The incoming National administration isn’t promising wholesale changes to the Employment Relations Act 2000. This in itself indicates a shift from the policy “pendulum swings” which have characterised this area over the last two decades.
National’s proposed reforms are targeting five key areas:
Small business protection: 90-day trial period
Businesses that employ fewer than 20 staff look set to gain stronger protection from personal grievances, with the introduction of an optional 90-day trial period.
National’s policy says that good faith requirements, Human Rights legislation, leave laws, health and safety provisions, rules of “natural justice” and mediations will still apply during the trial period.
Personal grievances often succeed (or are settled at mediation) because the employer has failed to follow requirements of “natural justice”. It will therefore be interesting to see how the eventual legislation preserves these rights, while at the same time creating an effective and reliable “personal grievance free” period.
National’s policy looks set to pull back some of the advantages that unions have gained under Labour, although its initial changes are relatively restrained.
The new government will allow union access to workplaces, but this will be subject to the employer’s consent (not to be unreasonably withheld). Again, the detail (not yet released) will be important, but National’s policy suggests employers may be given a broader ability to deny union access.
National has also said it will restore workers' rights to bargain collectively without having to belong to a union.
In the longer (and perhaps not so longer) term, we suspect National will push their reforms further, possibly targeting some of the “union friendly” changes made in late 2004, such as the restrictions against passing on collective terms to non-union members.
National has said that it will keep four weeks' leave, but allow employees to trade the fourth week for cash if they wish (this can only be at the employees request).
National is also promising to review the Holidays Act. That piece of legislation has been plagued by issues, and a review (with subsequent changes) is positive.
National’s promise to ensure the mediation service is “properly resourced” with “properly qualified” mediators is more than a hint of dissatisfaction with the current system.
Greater resourcing of the service will be useful. However, in our experience the mediation service generally functions well, and we hope that any changes do not result in an exodus of skilled and experienced mediators.
Similarly, National’s policy suggests it will make the Employment Relations Authority more like a court, and allow certain cases to go straight to the Employment Court. It also appears there will be a broader right of appeal to the Court of Appeal.
There are certainly some case types where the Authority does not always function well, and some of these changes are likely to be very helpful. However, despite initial scepticism (mainly from lawyers!) the Authority works very well in the vast majority of cases.
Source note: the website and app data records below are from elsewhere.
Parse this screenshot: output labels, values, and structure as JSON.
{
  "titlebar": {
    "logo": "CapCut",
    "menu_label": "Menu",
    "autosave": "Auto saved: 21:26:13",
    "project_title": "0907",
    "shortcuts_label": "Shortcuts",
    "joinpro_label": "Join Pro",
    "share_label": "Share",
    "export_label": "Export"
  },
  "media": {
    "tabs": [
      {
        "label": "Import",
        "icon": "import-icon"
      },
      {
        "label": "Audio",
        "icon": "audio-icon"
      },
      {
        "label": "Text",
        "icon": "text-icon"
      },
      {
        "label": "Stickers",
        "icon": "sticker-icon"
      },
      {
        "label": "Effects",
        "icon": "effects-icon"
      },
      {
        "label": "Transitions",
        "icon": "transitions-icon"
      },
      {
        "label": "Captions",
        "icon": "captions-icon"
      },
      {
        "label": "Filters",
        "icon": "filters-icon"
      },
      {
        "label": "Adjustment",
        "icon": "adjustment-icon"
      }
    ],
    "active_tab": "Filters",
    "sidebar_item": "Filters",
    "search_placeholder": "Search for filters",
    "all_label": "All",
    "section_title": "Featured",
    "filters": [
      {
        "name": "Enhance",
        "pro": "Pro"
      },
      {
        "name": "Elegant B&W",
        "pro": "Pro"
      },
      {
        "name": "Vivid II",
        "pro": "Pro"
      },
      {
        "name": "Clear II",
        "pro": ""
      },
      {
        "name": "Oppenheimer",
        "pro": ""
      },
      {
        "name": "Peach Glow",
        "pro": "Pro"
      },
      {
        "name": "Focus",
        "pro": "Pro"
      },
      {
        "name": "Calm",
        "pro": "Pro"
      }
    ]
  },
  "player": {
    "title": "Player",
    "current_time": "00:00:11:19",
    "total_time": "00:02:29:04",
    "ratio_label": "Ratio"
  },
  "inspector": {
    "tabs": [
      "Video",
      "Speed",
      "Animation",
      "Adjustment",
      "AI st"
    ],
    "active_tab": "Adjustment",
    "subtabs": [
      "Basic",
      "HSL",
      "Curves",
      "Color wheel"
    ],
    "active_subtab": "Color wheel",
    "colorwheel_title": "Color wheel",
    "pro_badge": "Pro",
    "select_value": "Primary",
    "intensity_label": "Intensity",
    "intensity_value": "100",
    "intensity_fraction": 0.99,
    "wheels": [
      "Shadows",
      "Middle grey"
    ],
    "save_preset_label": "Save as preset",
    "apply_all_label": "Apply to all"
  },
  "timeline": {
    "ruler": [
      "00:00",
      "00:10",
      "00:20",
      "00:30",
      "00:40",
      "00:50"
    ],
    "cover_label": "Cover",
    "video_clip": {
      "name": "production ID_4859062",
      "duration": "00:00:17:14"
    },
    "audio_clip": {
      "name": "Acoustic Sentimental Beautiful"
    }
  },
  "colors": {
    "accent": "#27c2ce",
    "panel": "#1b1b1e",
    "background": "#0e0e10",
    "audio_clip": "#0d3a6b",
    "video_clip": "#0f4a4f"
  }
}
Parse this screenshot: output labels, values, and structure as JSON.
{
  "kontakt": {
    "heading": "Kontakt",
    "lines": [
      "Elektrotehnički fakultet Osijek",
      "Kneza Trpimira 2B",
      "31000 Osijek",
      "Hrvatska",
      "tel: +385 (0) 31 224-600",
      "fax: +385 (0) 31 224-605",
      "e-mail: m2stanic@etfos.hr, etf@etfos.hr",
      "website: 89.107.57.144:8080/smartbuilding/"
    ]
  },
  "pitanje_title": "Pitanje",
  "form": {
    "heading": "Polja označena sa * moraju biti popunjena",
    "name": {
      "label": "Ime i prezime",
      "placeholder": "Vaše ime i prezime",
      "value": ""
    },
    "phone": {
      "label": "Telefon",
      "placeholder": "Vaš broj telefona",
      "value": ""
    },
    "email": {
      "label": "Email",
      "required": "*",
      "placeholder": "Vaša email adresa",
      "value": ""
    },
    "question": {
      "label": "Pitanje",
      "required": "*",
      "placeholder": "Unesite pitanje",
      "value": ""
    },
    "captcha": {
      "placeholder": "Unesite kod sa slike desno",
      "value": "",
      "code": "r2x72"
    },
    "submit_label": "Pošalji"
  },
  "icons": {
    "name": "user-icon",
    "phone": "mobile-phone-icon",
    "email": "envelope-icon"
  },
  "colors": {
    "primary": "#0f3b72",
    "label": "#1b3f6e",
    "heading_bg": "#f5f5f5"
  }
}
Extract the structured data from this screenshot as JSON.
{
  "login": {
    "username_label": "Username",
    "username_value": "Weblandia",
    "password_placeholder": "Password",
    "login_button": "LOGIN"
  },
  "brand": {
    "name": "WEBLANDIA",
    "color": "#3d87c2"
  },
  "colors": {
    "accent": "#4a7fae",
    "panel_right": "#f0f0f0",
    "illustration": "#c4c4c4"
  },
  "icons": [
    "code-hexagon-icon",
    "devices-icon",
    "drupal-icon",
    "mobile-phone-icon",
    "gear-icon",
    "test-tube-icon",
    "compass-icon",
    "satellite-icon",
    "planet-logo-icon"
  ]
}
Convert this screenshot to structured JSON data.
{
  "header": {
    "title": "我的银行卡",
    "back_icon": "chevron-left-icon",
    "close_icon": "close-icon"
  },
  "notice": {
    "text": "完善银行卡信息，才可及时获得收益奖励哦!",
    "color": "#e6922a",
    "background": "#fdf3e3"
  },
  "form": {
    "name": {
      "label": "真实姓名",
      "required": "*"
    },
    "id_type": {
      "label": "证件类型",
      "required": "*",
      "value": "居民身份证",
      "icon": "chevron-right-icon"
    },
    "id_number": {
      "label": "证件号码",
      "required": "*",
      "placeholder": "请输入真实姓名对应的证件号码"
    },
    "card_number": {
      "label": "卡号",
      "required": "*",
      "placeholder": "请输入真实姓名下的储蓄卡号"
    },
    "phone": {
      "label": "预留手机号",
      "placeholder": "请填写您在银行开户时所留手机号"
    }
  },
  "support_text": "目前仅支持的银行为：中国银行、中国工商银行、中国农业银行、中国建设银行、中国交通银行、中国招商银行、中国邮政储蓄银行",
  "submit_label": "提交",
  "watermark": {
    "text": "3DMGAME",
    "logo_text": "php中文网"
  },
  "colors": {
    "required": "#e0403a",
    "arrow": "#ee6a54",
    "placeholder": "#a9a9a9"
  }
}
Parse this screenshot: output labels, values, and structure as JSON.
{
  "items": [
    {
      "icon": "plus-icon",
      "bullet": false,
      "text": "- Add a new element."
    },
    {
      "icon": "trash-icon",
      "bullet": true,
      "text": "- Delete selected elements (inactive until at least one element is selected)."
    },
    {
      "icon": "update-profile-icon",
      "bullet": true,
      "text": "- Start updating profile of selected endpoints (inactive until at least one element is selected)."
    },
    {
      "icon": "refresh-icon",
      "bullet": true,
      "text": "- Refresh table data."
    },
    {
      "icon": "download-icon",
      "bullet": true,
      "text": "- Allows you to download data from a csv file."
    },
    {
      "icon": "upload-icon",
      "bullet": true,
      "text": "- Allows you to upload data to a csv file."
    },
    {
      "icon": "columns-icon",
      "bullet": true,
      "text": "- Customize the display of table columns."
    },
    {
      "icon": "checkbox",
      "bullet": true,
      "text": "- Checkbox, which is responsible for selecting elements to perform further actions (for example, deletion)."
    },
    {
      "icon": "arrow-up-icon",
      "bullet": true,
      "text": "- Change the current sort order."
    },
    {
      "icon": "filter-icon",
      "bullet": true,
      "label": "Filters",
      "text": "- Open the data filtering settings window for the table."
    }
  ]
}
Simple matters can be dealt with faster and far less expensively than would be the case if a full court hearing was needed.
National has announced a “slimmed down” version of KiwiSaver, and has said it will repeal the amendments made in September 2008, which prevent KiwiSaver members from being disadvantaged as against non-members.
However, National says that it will change the law to ensure that employer contributions are made on top of existing pay, when employees join the scheme.
Transitional relief package
National plans a time-limited relief package for people who have been made redundant from a job they have held for at least six months and who as a consequence will either have to go on a benefit or rely on the income of a relatively low paid spouse or partner.
They will be eligible for:
- a Working for Families top-up equivalent to the in-work tax credit, and
- an increase of $100 in the maximum weekly accommodation supplement.
The assistance will be available for up to 16 weeks.
National has presented the policy as a response to the recession and says it will be available initially for two years at which time it will be monitored to determine whether it should be continued in whole or in part.
What we won’t be seeing
Under Labour, a number of changes had been introduced or announced which aimed to offer greater protection to casual and fixed term employees, dependent contractors and staff involved in a “triangular” employment relationship. Labour also intended to introduce compulsory redundancy compensation.
These proposed laws will not see the light of day under National.